As hunger began to overpower me, I headed towards Ovacık to eat. Although this city is famous for its purple globe daisies that bloom after the snowdrops, as these disappear in spring I will not be able to see these flowers before I return. In Ovacık, the sac kavurma (meat cooked in a steel pan), kuru fasulye (dried beans in sauce), the meals made with kenger (cardoon), gulik (onion weed), or gruz (bugloss) enriched with egg or çökelek (skim-milk cheese) are delicious. However, I really enjoyed the meal called zerfet, similar to ravioli with yoghurt.
After sitting there for a while, I set off towards the Pulumur Valley. Even if I am unable to see any of them, just knowing that this geography is home to animals like the long-horned mountain goats, bears, otters, lynx, and even Anatolian panthers excites me. The valley offers a great environment for camping and picnics. In addition to swimming on the beaches created on the shores of the Pulumur River, the surroundings promise a walking route full of adventure with the Zenginpınar waterfalls, canyons, and rocky slopes. Unfortunately, my time here is limited, and I want to see the Ağlayan Kayalar (Crying Rocks). With the arrival of summer, the snow waters that freeze and turn into icicles in the winter form tiny waterfalls in some places, while in other places they flow like tears rolling down the rocks.
After spending the night in Tunceli, I woke up early and continued my tour. This time I will be traveling to the south to visit the cities of Mazgirt and Pertek.

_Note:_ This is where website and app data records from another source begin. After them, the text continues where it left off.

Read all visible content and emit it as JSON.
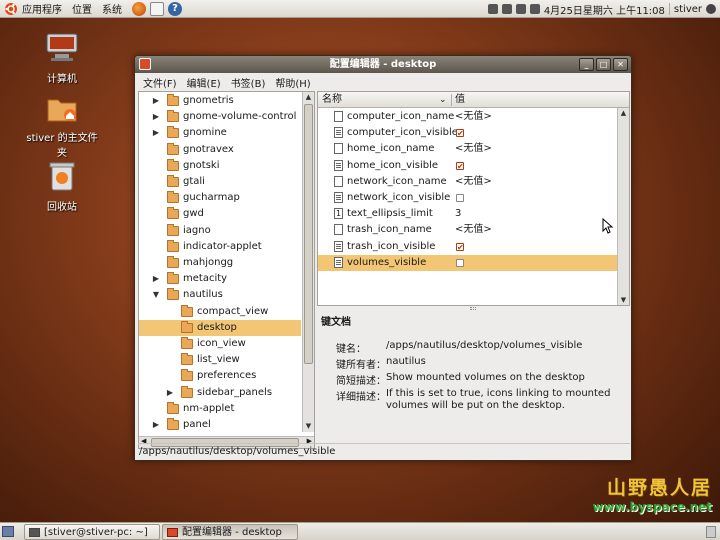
{
  "top_panel": {
    "menus": [
      "应用程序",
      "位置",
      "系统"
    ],
    "clock": "4月25日星期六 上午11:08",
    "user": "stiver"
  },
  "desktop": {
    "icons": [
      {
        "label": "计算机"
      },
      {
        "label": "stiver 的主文件夹"
      },
      {
        "label": "回收站"
      }
    ]
  },
  "window": {
    "title": "配置编辑器 - desktop",
    "menus": [
      "文件(F)",
      "编辑(E)",
      "书签(B)",
      "帮助(H)"
    ],
    "tree": [
      {
        "label": "gnometris",
        "expander": "▶",
        "level": 1
      },
      {
        "label": "gnome-volume-control",
        "expander": "▶",
        "level": 1
      },
      {
        "label": "gnomine",
        "expander": "▶",
        "level": 1
      },
      {
        "label": "gnotravex",
        "expander": "",
        "level": 1
      },
      {
        "label": "gnotski",
        "expander": "",
        "level": 1
      },
      {
        "label": "gtali",
        "expander": "",
        "level": 1
      },
      {
        "label": "gucharmap",
        "expander": "",
        "level": 1
      },
      {
        "label": "gwd",
        "expander": "",
        "level": 1
      },
      {
        "label": "iagno",
        "expander": "",
        "level": 1
      },
      {
        "label": "indicator-applet",
        "expander": "",
        "level": 1
      },
      {
        "label": "mahjongg",
        "expander": "",
        "level": 1
      },
      {
        "label": "metacity",
        "expander": "▶",
        "level": 1
      },
      {
        "label": "nautilus",
        "expander": "▼",
        "level": 1
      },
      {
        "label": "compact_view",
        "expander": "",
        "level": 2
      },
      {
        "label": "desktop",
        "expander": "",
        "level": 2,
        "selected": true
      },
      {
        "label": "icon_view",
        "expander": "",
        "level": 2
      },
      {
        "label": "list_view",
        "expander": "",
        "level": 2
      },
      {
        "label": "preferences",
        "expander": "",
        "level": 2
      },
      {
        "label": "sidebar_panels",
        "expander": "▶",
        "level": 2
      },
      {
        "label": "nm-applet",
        "expander": "",
        "level": 1
      },
      {
        "label": "panel",
        "expander": "▶",
        "level": 1
      }
    ],
    "keys_header": {
      "name": "名称",
      "value": "值"
    },
    "keys": [
      {
        "name": "computer_icon_name",
        "type": "string",
        "value": "<无值>"
      },
      {
        "name": "computer_icon_visible",
        "type": "bool",
        "checked": true
      },
      {
        "name": "home_icon_name",
        "type": "string",
        "value": "<无值>"
      },
      {
        "name": "home_icon_visible",
        "type": "bool",
        "checked": true
      },
      {
        "name": "network_icon_name",
        "type": "string",
        "value": "<无值>"
      },
      {
        "name": "network_icon_visible",
        "type": "bool",
        "checked": false
      },
      {
        "name": "text_ellipsis_limit",
        "type": "int",
        "value": "3"
      },
      {
        "name": "trash_icon_name",
        "type": "string",
        "value": "<无值>"
      },
      {
        "name": "trash_icon_visible",
        "type": "bool",
        "checked": true
      },
      {
        "name": "volumes_visible",
        "type": "bool",
        "checked": false,
        "selected": true
      }
    ],
    "doc": {
      "title": "键文档",
      "key_name_label": "键名：",
      "key_name": "/apps/nautilus/desktop/volumes_visible",
      "owner_label": "键所有者：",
      "owner": "nautilus",
      "short_label": "简短描述：",
      "short": "Show mounted volumes on the desktop",
      "long_label": "详细描述：",
      "long": "If this is set to true, icons linking to mounted volumes will be put on the desktop."
    },
    "status": "/apps/nautilus/desktop/volumes_visible"
  },
  "bottom_panel": {
    "tasks": [
      "[stiver@stiver-pc: ~]",
      "配置编辑器 - desktop"
    ]
  },
  "watermark": {
    "text": "山野愚人居",
    "url": "www.byspace.net"
  },
  "colors": {
    "selection": "#f2c675",
    "folder": "#e8a858",
    "check": "#c33a0a"
  }
}
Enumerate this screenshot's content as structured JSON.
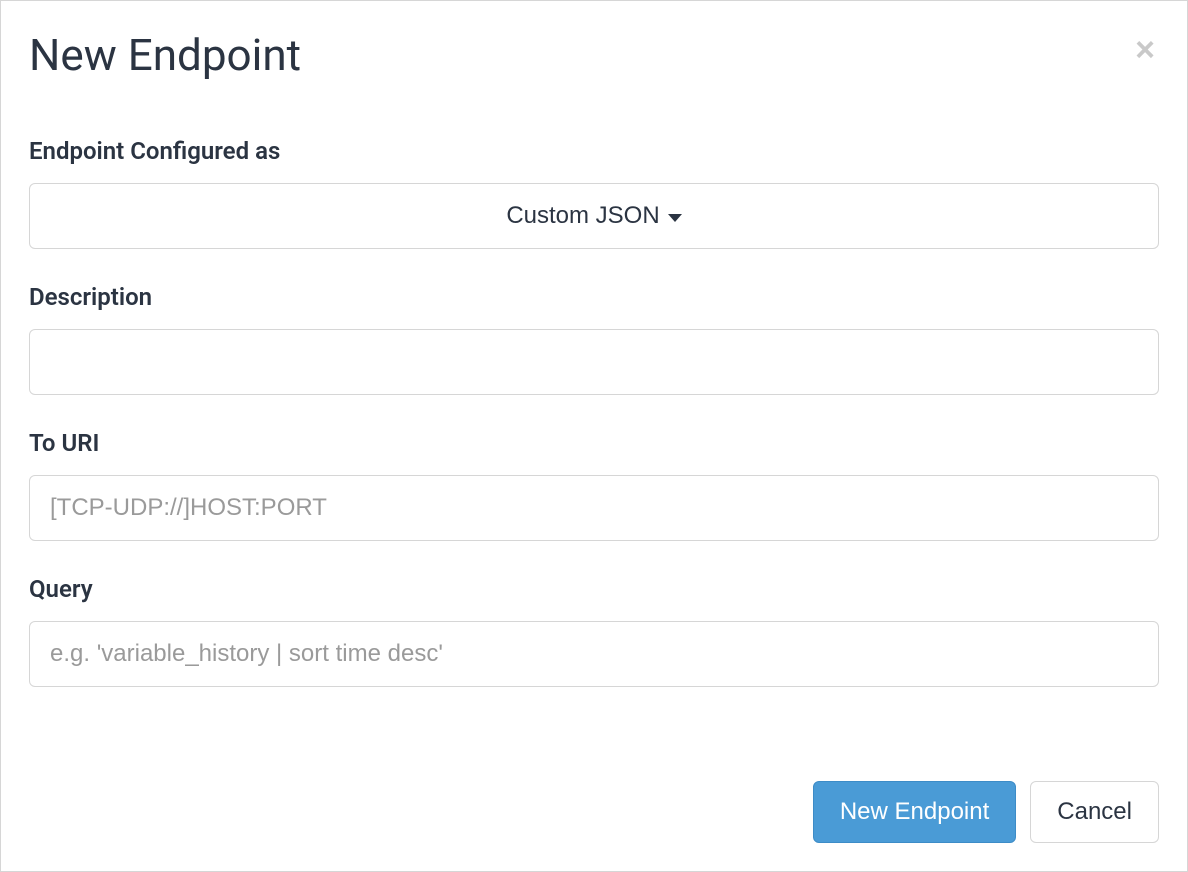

Mazgirt, with its ruins from the Urartians, and Peri Suyu Valley, appeal not only to rafters but also those who enjoy river tours. Touring on the rented boats, following the mountain goats rock climbing on the slopes surrounding both sides of the valley are among the things to do here. For a more relaxing day, visitors are welcomed by the hot therapeutic springs of Bağın Kaplıcaları called “Saklı Cennet” or hidden paradise on the shores of the Peri Suyu. But I must leave, I have been invited on a “Blue Cruise” in Tunceli, a geography hundreds of kilometers from the sea. Both the turquoise color of the Keban Dam Lake and its deep bays resembling fjords compete with the Aegean and Mediterranean regions with its beauty. With the dam’s rising waters, the historical Pertek Castle was transformed into an island. We are boarding a ferryboat that was converted into a tour boat with an enthusiastic crowd departing from the Pertek-Elazığ pier, and first we are visiting this impressive castle bearing Urartian features that was later restored by the Ottomans. After anchoring in one of the bays, all the tourists that wanted to swim jumped into the clear waters of the lake. As I watched them I thought to myself, “I wonder if I should spend my summer holidays in Tunceli instead of Bodrum, Marmaris, or Antalya?” What’s more, there is something else not to be missed -this year the Munzur Culture and Nature Festival will be held between July 26 and 28!